(Exercise materials)
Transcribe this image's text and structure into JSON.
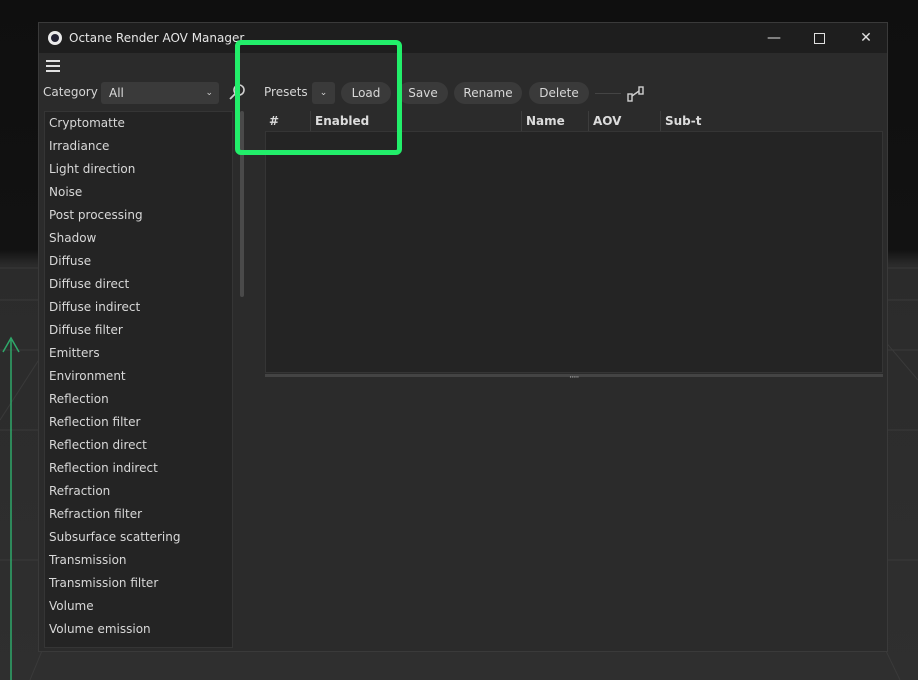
{
  "window": {
    "title": "Octane Render AOV Manager"
  },
  "category": {
    "label": "Category",
    "selected": "All"
  },
  "categories": [
    "Cryptomatte",
    "Irradiance",
    "Light direction",
    "Noise",
    "Post processing",
    "Shadow",
    "Diffuse",
    "Diffuse direct",
    "Diffuse indirect",
    "Diffuse filter",
    "Emitters",
    "Environment",
    "Reflection",
    "Reflection filter",
    "Reflection direct",
    "Reflection indirect",
    "Refraction",
    "Refraction filter",
    "Subsurface scattering",
    "Transmission",
    "Transmission filter",
    "Volume",
    "Volume emission"
  ],
  "presets": {
    "label": "Presets",
    "load": "Load",
    "save": "Save",
    "rename": "Rename",
    "delete": "Delete"
  },
  "table": {
    "headers": [
      "#",
      "Enabled",
      "Name",
      "AOV",
      "Sub-t"
    ]
  },
  "colors": {
    "highlight": "#22ee6a",
    "background": "#2b2b2b"
  }
}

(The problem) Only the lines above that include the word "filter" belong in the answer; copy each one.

(Written answer)
    "Diffuse filter",
    "Reflection filter",
    "Refraction filter",
    "Transmission filter",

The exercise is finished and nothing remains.